Work to complete – Quote the whole listing verbatim.

Extracted entries –
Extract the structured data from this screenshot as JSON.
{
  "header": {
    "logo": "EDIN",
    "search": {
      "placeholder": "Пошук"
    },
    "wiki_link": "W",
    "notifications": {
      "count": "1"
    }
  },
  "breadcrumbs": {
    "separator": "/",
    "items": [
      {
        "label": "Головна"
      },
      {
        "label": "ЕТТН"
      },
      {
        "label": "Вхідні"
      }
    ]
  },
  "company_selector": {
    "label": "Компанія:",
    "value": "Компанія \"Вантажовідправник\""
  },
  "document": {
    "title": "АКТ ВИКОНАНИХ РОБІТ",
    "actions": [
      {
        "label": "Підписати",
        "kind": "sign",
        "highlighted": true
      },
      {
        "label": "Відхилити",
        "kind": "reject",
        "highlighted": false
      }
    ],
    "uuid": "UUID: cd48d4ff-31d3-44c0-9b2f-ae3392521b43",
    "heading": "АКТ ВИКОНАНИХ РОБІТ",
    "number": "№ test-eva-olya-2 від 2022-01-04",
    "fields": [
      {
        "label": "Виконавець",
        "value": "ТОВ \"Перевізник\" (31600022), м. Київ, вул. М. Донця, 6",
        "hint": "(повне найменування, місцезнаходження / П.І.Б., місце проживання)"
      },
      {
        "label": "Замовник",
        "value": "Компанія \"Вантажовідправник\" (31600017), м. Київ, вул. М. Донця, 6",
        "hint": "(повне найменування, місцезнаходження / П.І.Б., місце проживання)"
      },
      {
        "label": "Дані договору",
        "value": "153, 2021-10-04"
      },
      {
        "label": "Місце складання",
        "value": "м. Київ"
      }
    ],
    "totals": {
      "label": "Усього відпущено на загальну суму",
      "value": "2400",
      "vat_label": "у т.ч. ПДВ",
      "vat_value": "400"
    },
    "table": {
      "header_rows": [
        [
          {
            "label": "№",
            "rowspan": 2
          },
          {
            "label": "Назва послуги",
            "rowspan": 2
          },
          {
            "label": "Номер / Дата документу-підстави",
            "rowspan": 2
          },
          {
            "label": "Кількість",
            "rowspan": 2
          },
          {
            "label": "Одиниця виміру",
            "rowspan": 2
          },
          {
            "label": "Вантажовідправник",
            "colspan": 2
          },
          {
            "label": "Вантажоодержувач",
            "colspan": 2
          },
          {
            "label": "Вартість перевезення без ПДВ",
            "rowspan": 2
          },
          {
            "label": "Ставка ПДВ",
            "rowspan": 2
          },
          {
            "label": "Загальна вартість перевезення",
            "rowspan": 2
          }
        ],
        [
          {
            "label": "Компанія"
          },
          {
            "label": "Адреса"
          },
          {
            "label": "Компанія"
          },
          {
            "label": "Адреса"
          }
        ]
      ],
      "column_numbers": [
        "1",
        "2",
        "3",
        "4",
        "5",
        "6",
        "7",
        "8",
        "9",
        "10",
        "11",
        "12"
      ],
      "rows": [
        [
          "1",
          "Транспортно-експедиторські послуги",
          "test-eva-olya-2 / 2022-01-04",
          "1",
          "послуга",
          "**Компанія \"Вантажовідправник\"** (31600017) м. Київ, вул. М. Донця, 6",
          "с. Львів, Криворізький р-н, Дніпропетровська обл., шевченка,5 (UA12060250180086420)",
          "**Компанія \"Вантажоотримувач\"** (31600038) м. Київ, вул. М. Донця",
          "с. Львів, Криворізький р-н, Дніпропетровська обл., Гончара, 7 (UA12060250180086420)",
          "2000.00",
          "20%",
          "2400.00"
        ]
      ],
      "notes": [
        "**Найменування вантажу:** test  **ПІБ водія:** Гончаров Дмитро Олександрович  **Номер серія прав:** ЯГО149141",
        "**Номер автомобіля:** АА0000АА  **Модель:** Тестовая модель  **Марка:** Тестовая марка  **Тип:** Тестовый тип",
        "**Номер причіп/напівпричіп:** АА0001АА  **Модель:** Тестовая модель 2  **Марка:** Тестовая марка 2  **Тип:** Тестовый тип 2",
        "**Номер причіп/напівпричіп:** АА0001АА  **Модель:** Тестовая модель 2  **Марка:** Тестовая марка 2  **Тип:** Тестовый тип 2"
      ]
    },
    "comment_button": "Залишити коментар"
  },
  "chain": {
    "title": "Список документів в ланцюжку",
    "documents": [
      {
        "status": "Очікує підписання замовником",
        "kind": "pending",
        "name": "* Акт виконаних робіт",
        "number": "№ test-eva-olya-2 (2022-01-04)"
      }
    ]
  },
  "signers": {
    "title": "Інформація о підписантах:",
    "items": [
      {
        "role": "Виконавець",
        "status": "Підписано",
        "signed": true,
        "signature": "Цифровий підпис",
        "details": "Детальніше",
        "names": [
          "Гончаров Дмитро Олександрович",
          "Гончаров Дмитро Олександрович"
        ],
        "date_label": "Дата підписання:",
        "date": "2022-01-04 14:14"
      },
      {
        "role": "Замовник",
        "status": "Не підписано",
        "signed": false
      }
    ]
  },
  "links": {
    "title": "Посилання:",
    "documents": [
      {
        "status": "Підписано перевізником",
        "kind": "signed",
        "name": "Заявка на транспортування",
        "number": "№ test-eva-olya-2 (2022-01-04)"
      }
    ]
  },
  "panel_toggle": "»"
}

Exercise result –
Extract the structured data from this screenshot as JSON.
{
  "header": {
    "logo": "EDIN",
    "search": {
      "placeholder": "Пошук"
    },
    "wiki_link": "W",
    "notifications": {
      "count": "1"
    }
  },
  "breadcrumbs": {
    "separator": "/",
    "items": [
      {
        "label": "Головна"
      },
      {
        "label": "ЕТТН"
      },
      {
        "label": "Вхідні"
      }
    ]
  },
  "company_selector": {
    "label": "Компанія:",
    "value": "Компанія \"Вантажовідправник\""
  },
  "document": {
    "title": "АКТ ВИКОНАНИХ РОБІТ",
    "actions": [
      {
        "label": "Підписати",
        "kind": "sign",
        "highlighted": true
      },
      {
        "label": "Відхилити",
        "kind": "reject",
        "highlighted": false
      }
    ],
    "uuid": "UUID: cd48d4ff-31d3-44c0-9b2f-ae3392521b43",
    "heading": "АКТ ВИКОНАНИХ РОБІТ",
    "number": "№ test-eva-olya-2 від 2022-01-04",
    "fields": [
      {
        "label": "Виконавець",
        "value": "ТОВ \"Перевізник\" (31600022), м. Київ, вул. М. Донця, 6",
        "hint": "(повне найменування, місцезнаходження / П.І.Б., місце проживання)"
      },
      {
        "label": "Замовник",
        "value": "Компанія \"Вантажовідправник\" (31600017), м. Київ, вул. М. Донця, 6",
        "hint": "(повне найменування, місцезнаходження / П.І.Б., місце проживання)"
      },
      {
        "label": "Дані договору",
        "value": "153, 2021-10-04"
      },
      {
        "label": "Місце складання",
        "value": "м. Київ"
      }
    ],
    "totals": {
      "label": "Усього відпущено на загальну суму",
      "value": "2400",
      "vat_label": "у т.ч. ПДВ",
      "vat_value": "400"
    },
    "table": {
      "header_rows": [
        [
          {
            "label": "№",
            "rowspan": 2
          },
          {
            "label": "Назва послуги",
            "rowspan": 2
          },
          {
            "label": "Номер / Дата документу-підстави",
            "rowspan": 2
          },
          {
            "label": "Кількість",
            "rowspan": 2
          },
          {
            "label": "Одиниця виміру",
            "rowspan": 2
          },
          {
            "label": "Вантажовідправник",
            "colspan": 2
          },
          {
            "label": "Вантажоодержувач",
            "colspan": 2
          },
          {
            "label": "Вартість перевезення без ПДВ",
            "rowspan": 2
          },
          {
            "label": "Ставка ПДВ",
            "rowspan": 2
          },
          {
            "label": "Загальна вартість перевезення",
            "rowspan": 2
          }
        ],
        [
          {
            "label": "Компанія"
          },
          {
            "label": "Адреса"
          },
          {
            "label": "Компанія"
          },
          {
            "label": "Адреса"
          }
        ]
      ],
      "column_numbers": [
        "1",
        "2",
        "3",
        "4",
        "5",
        "6",
        "7",
        "8",
        "9",
        "10",
        "11",
        "12"
      ],
      "rows": [
        [
          "1",
          "Транспортно-експедиторські послуги",
          "test-eva-olya-2 / 2022-01-04",
          "1",
          "послуга",
          "**Компанія \"Вантажовідправник\"** (31600017) м. Київ, вул. М. Донця, 6",
          "с. Львів, Криворізький р-н, Дніпропетровська обл., шевченка,5 (UA12060250180086420)",
          "**Компанія \"Вантажоотримувач\"** (31600038) м. Київ, вул. М. Донця",
          "с. Львів, Криворізький р-н, Дніпропетровська обл., Гончара, 7 (UA12060250180086420)",
          "2000.00",
          "20%",
          "2400.00"
        ]
      ],
      "notes": [
        "**Найменування вантажу:** test  **ПІБ водія:** Гончаров Дмитро Олександрович  **Номер серія прав:** ЯГО149141",
        "**Номер автомобіля:** АА0000АА  **Модель:** Тестовая модель  **Марка:** Тестовая марка  **Тип:** Тестовый тип",
        "**Номер причіп/напівпричіп:** АА0001АА  **Модель:** Тестовая модель 2  **Марка:** Тестовая марка 2  **Тип:** Тестовый тип 2",
        "**Номер причіп/напівпричіп:** АА0001АА  **Модель:** Тестовая модель 2  **Марка:** Тестовая марка 2  **Тип:** Тестовый тип 2"
      ]
    },
    "comment_button": "Залишити коментар"
  },
  "chain": {
    "title": "Список документів в ланцюжку",
    "documents": [
      {
        "status": "Очікує підписання замовником",
        "kind": "pending",
        "name": "* Акт виконаних робіт",
        "number": "№ test-eva-olya-2 (2022-01-04)"
      }
    ]
  },
  "signers": {
    "title": "Інформація о підписантах:",
    "items": [
      {
        "role": "Виконавець",
        "status": "Підписано",
        "signed": true,
        "signature": "Цифровий підпис",
        "details": "Детальніше",
        "names": [
          "Гончаров Дмитро Олександрович",
          "Гончаров Дмитро Олександрович"
        ],
        "date_label": "Дата підписання:",
        "date": "2022-01-04 14:14"
      },
      {
        "role": "Замовник",
        "status": "Не підписано",
        "signed": false
      }
    ]
  },
  "links": {
    "title": "Посилання:",
    "documents": [
      {
        "status": "Підписано перевізником",
        "kind": "signed",
        "name": "Заявка на транспортування",
        "number": "№ test-eva-olya-2 (2022-01-04)"
      }
    ]
  },
  "panel_toggle": "»"
}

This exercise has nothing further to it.